From the listing below, extract every line in which the word "Mscrm" appears.

━━━━━━━━━━━━━━━━

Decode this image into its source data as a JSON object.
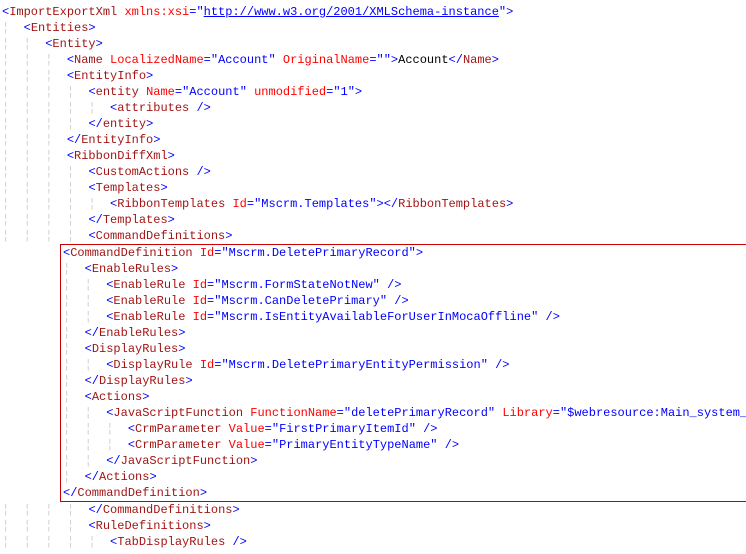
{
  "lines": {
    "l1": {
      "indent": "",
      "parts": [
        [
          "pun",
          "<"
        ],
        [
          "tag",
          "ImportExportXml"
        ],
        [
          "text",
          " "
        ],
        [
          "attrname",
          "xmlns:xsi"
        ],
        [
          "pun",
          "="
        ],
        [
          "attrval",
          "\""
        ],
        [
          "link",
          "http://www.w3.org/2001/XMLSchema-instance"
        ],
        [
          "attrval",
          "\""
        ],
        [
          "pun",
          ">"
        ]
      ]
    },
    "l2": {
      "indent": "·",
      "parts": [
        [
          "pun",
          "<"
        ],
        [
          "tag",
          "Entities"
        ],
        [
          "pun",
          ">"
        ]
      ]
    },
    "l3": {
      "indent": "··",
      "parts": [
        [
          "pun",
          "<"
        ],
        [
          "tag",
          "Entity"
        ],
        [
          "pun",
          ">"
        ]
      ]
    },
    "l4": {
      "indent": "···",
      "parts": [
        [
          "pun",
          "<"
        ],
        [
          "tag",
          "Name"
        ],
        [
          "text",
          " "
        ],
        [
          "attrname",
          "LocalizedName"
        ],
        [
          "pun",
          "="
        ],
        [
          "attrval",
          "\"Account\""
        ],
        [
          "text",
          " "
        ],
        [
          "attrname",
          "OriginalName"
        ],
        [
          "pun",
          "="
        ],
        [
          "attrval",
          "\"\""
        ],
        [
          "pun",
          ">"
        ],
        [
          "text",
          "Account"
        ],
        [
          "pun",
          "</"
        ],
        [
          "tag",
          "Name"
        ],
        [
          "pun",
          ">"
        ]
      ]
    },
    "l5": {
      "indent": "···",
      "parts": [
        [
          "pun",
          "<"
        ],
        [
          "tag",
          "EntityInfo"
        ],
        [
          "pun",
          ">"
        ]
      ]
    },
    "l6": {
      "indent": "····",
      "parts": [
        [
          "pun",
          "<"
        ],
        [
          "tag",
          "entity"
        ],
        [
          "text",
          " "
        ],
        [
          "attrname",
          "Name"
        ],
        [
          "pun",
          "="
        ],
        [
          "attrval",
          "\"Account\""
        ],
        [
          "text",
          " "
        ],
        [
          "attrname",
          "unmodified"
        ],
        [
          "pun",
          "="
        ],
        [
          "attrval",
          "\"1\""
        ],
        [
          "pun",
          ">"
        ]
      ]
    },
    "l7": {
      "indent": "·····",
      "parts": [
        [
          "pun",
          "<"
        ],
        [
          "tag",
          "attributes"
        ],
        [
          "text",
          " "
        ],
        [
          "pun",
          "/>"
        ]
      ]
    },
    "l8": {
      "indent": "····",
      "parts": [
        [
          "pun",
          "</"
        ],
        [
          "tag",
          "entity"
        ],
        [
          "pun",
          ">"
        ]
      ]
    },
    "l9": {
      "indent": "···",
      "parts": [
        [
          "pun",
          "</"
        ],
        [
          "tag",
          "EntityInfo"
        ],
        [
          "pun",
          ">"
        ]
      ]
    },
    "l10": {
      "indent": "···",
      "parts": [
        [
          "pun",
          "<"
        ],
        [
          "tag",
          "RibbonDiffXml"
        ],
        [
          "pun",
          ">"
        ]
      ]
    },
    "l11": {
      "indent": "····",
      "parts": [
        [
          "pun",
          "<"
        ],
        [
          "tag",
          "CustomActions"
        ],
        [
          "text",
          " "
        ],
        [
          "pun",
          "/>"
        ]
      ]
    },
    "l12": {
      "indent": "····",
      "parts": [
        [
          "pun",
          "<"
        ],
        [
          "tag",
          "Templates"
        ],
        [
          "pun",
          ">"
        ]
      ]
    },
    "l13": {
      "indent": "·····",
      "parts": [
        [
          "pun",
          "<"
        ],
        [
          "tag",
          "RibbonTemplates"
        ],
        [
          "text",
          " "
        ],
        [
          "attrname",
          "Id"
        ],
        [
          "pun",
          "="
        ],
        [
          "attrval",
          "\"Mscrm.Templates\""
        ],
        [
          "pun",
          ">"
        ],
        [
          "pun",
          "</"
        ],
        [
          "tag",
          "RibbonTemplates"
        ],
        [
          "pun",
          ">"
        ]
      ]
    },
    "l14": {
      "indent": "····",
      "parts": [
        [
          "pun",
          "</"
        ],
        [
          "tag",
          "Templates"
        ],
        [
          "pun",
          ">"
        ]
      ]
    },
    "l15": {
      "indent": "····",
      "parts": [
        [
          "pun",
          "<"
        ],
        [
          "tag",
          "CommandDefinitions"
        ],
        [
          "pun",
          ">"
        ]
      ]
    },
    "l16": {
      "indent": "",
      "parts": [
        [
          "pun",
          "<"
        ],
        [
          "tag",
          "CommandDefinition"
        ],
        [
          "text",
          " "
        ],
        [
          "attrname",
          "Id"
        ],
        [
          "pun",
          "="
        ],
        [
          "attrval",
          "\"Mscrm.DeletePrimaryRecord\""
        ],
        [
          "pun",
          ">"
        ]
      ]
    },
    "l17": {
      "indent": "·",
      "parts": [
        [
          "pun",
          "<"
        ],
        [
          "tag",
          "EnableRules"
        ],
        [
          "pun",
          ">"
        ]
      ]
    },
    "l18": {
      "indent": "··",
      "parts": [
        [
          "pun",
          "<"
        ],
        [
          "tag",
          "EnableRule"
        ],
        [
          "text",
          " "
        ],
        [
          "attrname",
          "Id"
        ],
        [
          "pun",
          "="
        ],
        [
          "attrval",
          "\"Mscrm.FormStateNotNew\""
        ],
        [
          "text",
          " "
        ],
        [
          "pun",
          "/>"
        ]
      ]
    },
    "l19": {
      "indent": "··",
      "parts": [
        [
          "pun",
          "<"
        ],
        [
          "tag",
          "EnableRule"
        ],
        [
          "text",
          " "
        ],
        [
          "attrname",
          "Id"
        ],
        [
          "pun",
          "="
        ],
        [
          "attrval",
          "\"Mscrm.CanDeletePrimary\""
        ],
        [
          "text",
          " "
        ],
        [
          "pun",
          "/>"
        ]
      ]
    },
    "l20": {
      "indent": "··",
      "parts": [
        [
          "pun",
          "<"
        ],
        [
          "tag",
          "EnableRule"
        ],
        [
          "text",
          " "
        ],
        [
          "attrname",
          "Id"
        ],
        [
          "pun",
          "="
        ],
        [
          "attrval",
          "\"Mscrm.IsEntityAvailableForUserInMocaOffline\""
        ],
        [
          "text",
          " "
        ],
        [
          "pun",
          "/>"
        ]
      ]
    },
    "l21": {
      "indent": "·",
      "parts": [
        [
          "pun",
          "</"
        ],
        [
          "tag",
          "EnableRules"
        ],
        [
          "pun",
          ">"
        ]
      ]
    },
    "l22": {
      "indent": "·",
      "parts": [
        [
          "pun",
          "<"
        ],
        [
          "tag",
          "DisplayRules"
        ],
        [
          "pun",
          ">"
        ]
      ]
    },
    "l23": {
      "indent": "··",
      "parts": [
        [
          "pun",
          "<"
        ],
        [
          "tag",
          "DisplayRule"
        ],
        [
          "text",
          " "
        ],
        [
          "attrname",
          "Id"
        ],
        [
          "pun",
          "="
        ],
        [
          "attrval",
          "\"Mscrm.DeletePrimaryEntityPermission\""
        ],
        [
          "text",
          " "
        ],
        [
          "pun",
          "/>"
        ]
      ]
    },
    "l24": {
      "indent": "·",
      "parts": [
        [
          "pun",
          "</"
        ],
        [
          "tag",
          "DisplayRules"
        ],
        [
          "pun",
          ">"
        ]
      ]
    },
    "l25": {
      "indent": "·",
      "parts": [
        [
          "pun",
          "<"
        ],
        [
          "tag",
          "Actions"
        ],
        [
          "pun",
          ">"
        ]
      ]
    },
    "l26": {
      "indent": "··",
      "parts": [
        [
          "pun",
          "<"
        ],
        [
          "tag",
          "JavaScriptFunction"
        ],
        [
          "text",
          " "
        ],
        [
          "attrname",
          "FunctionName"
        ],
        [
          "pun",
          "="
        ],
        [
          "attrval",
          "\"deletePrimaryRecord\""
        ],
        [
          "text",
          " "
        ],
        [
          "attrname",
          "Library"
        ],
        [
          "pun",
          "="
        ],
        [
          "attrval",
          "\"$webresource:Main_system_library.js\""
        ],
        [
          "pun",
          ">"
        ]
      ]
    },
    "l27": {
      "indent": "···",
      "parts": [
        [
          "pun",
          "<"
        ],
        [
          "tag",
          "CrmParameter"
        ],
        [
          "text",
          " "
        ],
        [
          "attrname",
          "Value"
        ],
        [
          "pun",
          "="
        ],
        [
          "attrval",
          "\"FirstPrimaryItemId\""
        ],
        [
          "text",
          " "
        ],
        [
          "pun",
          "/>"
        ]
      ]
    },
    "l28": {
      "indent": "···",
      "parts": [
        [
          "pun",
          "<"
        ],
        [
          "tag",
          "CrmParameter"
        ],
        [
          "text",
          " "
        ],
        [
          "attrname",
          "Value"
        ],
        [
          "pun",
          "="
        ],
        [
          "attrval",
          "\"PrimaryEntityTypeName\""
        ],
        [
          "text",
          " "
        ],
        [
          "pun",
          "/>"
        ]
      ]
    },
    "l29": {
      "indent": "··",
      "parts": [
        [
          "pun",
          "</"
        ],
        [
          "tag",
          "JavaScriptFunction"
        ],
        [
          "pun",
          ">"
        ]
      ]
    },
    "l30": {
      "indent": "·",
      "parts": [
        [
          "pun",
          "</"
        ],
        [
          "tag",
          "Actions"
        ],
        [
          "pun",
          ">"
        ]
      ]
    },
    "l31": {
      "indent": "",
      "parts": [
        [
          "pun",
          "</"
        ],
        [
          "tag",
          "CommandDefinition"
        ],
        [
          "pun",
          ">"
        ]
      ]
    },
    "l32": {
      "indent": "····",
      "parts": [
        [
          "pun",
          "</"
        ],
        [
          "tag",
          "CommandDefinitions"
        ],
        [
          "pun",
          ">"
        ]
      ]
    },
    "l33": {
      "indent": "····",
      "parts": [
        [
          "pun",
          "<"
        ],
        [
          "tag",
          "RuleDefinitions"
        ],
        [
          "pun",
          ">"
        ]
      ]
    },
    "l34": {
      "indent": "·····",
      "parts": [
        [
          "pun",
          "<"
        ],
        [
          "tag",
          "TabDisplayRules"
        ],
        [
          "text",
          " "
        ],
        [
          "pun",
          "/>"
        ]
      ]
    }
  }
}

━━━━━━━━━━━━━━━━

**SOLUTION TO THE EXERCISE:**
          "\"Mscrm.Templates\""
          "\"Mscrm.DeletePrimaryRecord\""
          "\"Mscrm.FormStateNotNew\""
          "\"Mscrm.CanDeletePrimary\""
          "\"Mscrm.IsEntityAvailableForUserInMocaOffline\""
          "\"Mscrm.DeletePrimaryEntityPermission\""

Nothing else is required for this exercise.